== DATASET EXCERPTS ==
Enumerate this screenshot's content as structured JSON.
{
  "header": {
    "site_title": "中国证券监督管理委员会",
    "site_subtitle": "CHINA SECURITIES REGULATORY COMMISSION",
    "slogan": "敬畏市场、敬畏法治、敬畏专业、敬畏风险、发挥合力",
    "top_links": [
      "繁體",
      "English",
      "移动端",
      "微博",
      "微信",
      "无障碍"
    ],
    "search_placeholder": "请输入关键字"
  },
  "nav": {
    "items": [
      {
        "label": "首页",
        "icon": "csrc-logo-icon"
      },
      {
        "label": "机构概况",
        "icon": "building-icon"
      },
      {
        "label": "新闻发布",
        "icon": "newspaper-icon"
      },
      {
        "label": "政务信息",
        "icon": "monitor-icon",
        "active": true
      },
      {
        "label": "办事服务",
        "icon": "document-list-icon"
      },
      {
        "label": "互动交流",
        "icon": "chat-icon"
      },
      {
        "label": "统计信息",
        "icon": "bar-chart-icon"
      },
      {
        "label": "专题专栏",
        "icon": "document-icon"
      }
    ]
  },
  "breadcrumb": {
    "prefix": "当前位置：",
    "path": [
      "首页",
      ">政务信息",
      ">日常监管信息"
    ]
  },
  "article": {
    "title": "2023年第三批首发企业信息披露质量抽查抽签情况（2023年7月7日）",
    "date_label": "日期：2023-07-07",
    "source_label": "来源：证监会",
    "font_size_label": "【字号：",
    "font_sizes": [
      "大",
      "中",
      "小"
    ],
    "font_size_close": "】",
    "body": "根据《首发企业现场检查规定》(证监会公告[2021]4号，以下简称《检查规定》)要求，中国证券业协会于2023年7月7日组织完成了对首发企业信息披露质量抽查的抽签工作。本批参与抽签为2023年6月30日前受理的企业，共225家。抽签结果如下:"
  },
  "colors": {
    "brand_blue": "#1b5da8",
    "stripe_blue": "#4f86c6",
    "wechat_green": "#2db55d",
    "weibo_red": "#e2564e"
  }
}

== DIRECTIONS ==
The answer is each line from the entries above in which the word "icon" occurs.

== RESULT ==
        "icon": "csrc-logo-icon"
        "icon": "building-icon"
        "icon": "newspaper-icon"
        "icon": "monitor-icon",
        "icon": "document-list-icon"
        "icon": "chat-icon"
        "icon": "bar-chart-icon"
        "icon": "document-icon"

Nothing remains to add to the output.